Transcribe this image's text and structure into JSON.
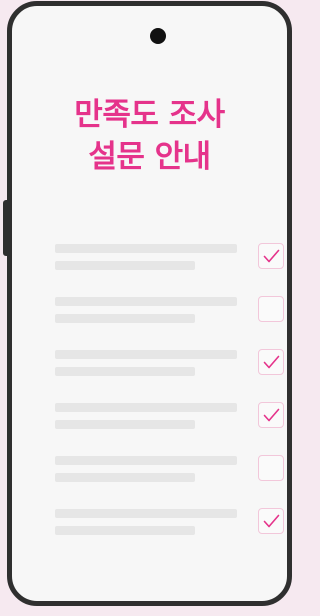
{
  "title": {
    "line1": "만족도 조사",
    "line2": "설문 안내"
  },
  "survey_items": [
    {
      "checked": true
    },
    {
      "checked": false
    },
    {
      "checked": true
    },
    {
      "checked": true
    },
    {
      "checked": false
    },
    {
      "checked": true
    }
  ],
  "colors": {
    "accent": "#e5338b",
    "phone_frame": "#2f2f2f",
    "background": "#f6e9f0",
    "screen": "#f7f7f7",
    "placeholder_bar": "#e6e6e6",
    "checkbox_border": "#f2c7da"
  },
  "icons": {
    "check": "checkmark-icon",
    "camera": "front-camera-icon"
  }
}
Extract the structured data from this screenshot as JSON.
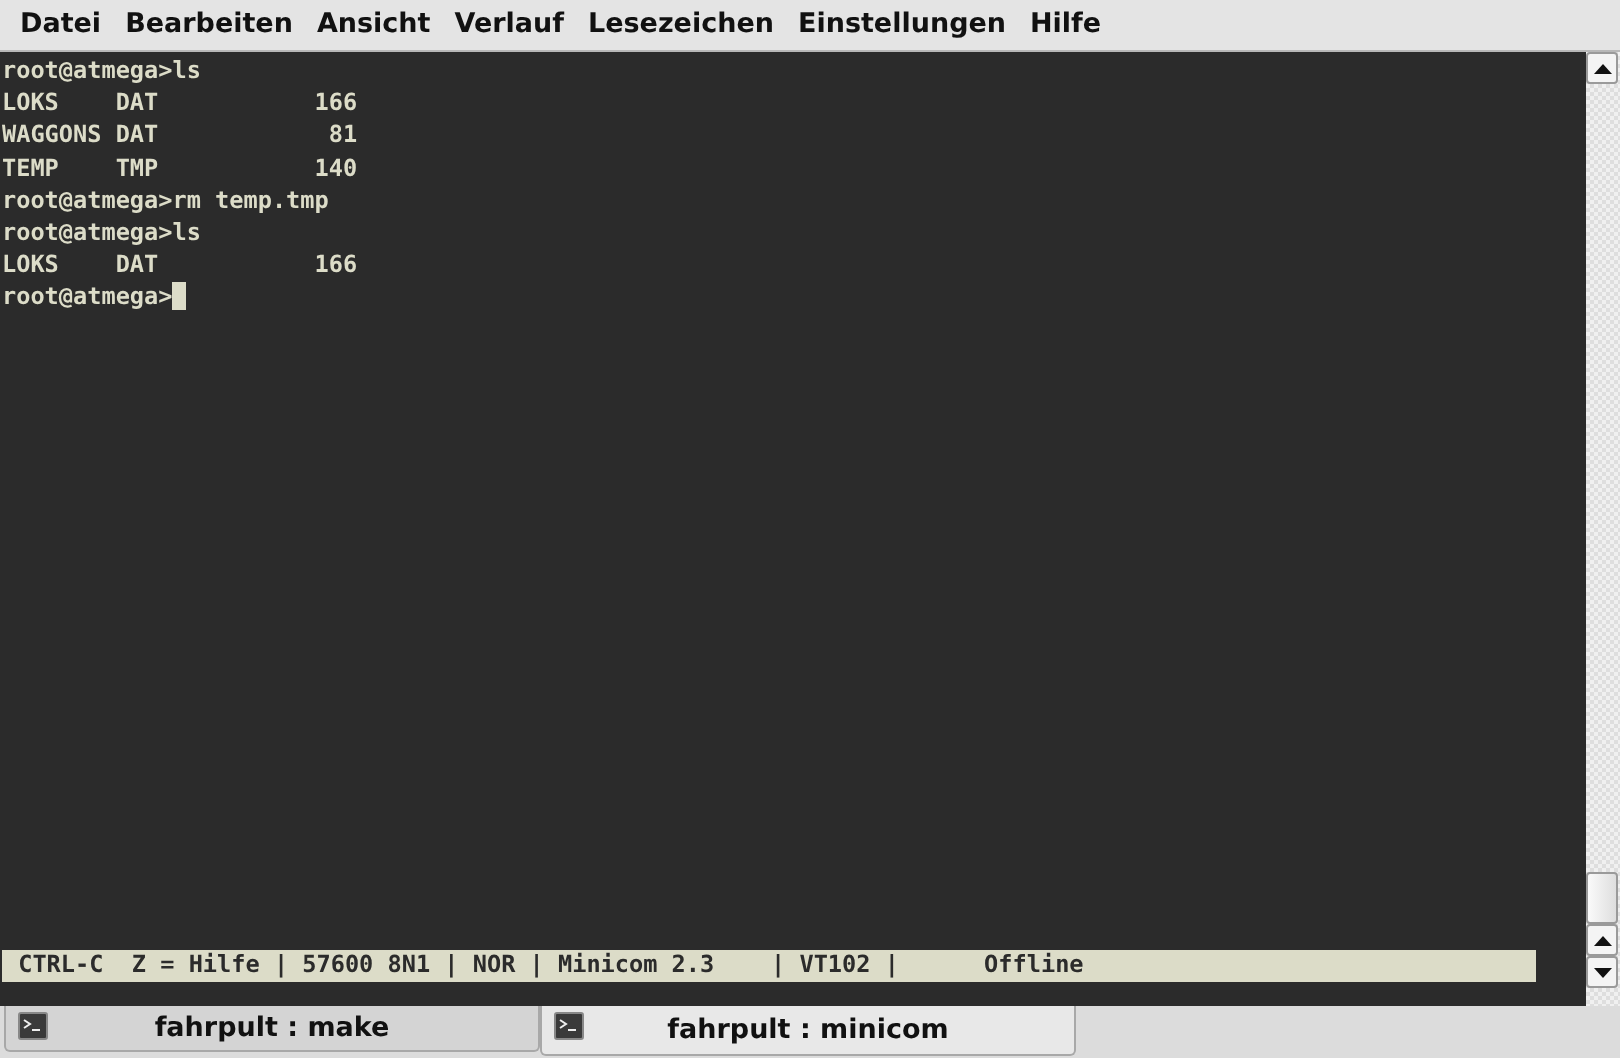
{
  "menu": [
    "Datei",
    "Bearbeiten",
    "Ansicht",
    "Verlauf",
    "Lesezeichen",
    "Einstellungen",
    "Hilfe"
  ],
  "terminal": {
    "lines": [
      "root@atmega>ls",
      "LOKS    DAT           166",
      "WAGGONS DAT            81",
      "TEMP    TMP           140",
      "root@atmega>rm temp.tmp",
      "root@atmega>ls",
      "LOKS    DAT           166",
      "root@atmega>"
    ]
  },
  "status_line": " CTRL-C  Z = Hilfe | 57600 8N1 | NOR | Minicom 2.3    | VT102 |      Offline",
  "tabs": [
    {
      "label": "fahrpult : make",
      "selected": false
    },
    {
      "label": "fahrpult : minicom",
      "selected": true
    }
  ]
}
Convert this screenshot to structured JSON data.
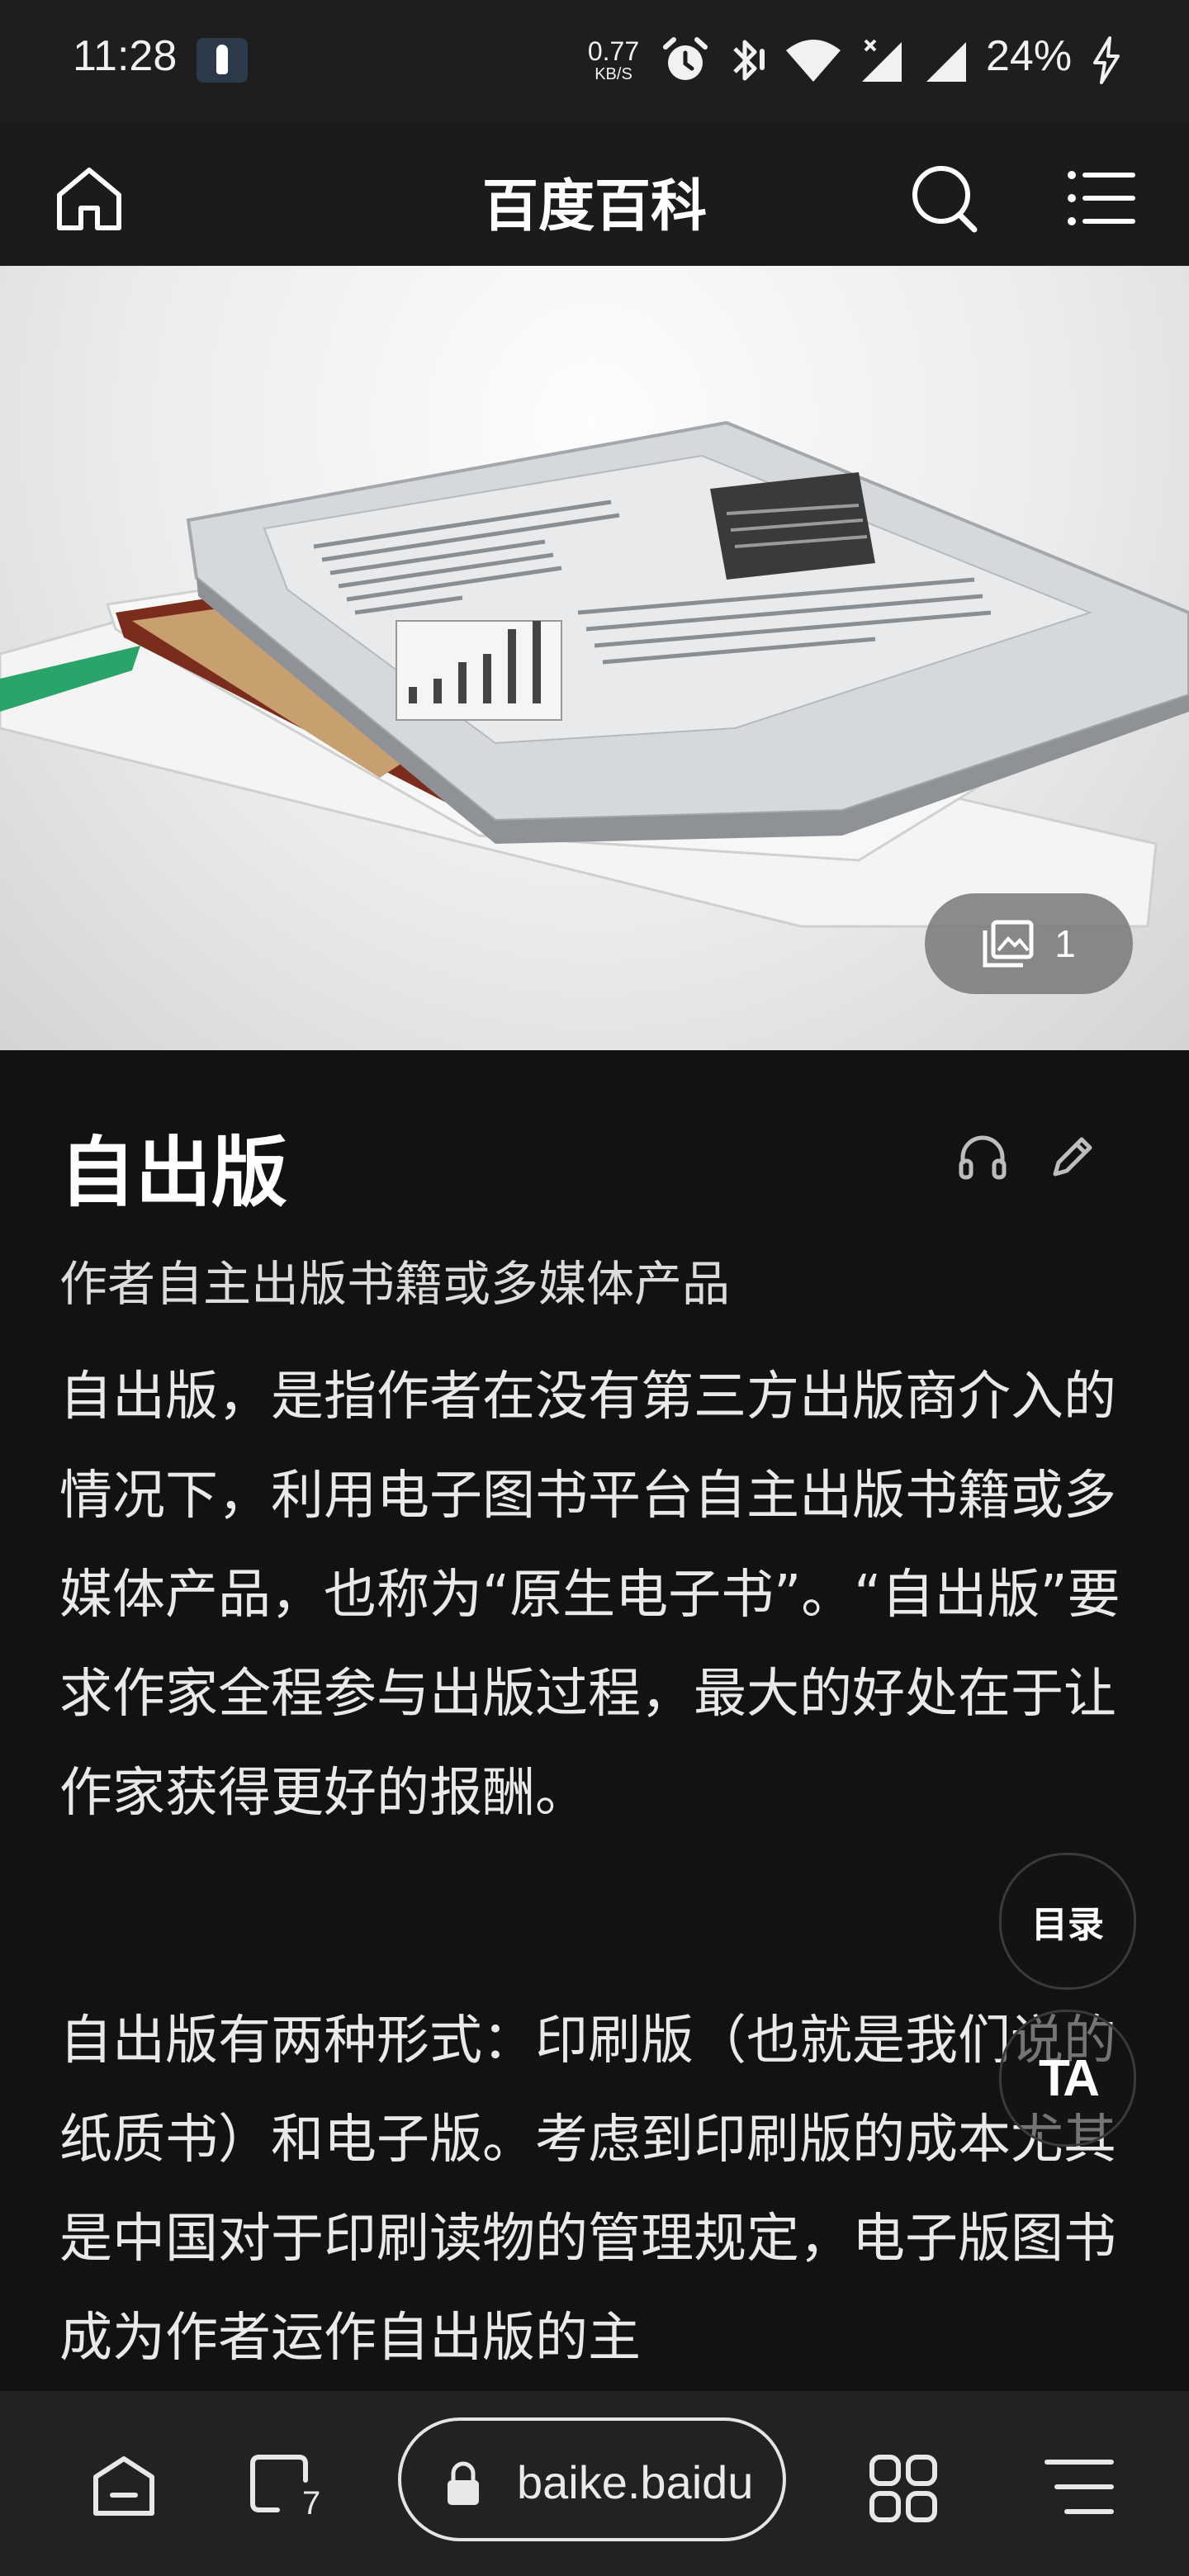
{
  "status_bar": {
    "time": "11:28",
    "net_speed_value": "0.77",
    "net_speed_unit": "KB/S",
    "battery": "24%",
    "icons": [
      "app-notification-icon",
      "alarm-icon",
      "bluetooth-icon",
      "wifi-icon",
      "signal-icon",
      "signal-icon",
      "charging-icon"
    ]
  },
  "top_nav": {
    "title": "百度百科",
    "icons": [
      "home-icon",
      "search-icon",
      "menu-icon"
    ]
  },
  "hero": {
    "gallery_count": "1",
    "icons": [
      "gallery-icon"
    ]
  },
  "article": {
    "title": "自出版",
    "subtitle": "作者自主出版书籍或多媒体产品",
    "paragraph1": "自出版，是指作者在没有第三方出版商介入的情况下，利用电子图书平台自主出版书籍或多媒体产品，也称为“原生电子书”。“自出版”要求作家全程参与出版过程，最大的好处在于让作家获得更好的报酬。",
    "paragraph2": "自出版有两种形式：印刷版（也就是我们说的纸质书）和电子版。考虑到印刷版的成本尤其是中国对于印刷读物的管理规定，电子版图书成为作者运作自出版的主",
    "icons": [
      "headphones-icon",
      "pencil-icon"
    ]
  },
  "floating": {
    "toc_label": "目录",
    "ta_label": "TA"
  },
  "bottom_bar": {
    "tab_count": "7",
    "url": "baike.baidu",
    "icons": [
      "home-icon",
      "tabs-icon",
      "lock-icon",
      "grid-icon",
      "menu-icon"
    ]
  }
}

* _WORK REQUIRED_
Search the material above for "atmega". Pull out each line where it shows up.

* _EXERCISE ANSWER_
      "root@atmega>ls",
      "root@atmega>rm temp.tmp",
      "root@atmega>ls",
      "root@atmega>"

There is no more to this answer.